• **Exercise details**
Could you return each line below without altering a word?

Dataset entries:

==========

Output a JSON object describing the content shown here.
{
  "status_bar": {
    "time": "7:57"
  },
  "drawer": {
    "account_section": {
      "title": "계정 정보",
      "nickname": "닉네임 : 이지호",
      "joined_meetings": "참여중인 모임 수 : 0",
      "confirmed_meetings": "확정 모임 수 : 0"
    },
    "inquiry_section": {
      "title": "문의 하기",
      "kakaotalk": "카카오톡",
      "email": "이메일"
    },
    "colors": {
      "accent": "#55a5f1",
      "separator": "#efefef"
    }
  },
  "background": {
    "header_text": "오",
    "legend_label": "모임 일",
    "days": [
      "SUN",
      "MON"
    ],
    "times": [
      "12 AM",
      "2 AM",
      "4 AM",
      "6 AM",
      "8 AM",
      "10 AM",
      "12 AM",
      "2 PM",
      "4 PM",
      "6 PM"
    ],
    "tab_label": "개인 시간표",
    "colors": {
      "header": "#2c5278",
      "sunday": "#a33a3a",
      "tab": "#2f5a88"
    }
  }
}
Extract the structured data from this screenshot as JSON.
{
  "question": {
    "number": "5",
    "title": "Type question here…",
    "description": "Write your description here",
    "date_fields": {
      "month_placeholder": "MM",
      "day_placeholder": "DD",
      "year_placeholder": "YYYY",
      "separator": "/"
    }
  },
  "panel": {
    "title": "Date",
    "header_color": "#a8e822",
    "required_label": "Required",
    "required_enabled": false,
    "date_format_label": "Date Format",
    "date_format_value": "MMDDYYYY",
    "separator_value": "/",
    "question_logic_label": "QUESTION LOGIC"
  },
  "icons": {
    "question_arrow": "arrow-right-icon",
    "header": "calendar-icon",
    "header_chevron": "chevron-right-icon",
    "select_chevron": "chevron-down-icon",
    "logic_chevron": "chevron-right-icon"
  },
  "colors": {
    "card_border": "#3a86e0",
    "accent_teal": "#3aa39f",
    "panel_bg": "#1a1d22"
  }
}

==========

• **Problem solution**
Output a JSON object describing the content shown here.
{
  "status_bar": {
    "time": "7:57"
  },
  "drawer": {
    "account_section": {
      "title": "계정 정보",
      "nickname": "닉네임 : 이지호",
      "joined_meetings": "참여중인 모임 수 : 0",
      "confirmed_meetings": "확정 모임 수 : 0"
    },
    "inquiry_section": {
      "title": "문의 하기",
      "kakaotalk": "카카오톡",
      "email": "이메일"
    },
    "colors": {
      "accent": "#55a5f1",
      "separator": "#efefef"
    }
  },
  "background": {
    "header_text": "오",
    "legend_label": "모임 일",
    "days": [
      "SUN",
      "MON"
    ],
    "times": [
      "12 AM",
      "2 AM",
      "4 AM",
      "6 AM",
      "8 AM",
      "10 AM",
      "12 AM",
      "2 PM",
      "4 PM",
      "6 PM"
    ],
    "tab_label": "개인 시간표",
    "colors": {
      "header": "#2c5278",
      "sunday": "#a33a3a",
      "tab": "#2f5a88"
    }
  }
}
Extract the structured data from this screenshot as JSON.
{
  "question": {
    "number": "5",
    "title": "Type question here…",
    "description": "Write your description here",
    "date_fields": {
      "month_placeholder": "MM",
      "day_placeholder": "DD",
      "year_placeholder": "YYYY",
      "separator": "/"
    }
  },
  "panel": {
    "title": "Date",
    "header_color": "#a8e822",
    "required_label": "Required",
    "required_enabled": false,
    "date_format_label": "Date Format",
    "date_format_value": "MMDDYYYY",
    "separator_value": "/",
    "question_logic_label": "QUESTION LOGIC"
  },
  "icons": {
    "question_arrow": "arrow-right-icon",
    "header": "calendar-icon",
    "header_chevron": "chevron-right-icon",
    "select_chevron": "chevron-down-icon",
    "logic_chevron": "chevron-right-icon"
  },
  "colors": {
    "card_border": "#3a86e0",
    "accent_teal": "#3aa39f",
    "panel_bg": "#1a1d22"
  }
}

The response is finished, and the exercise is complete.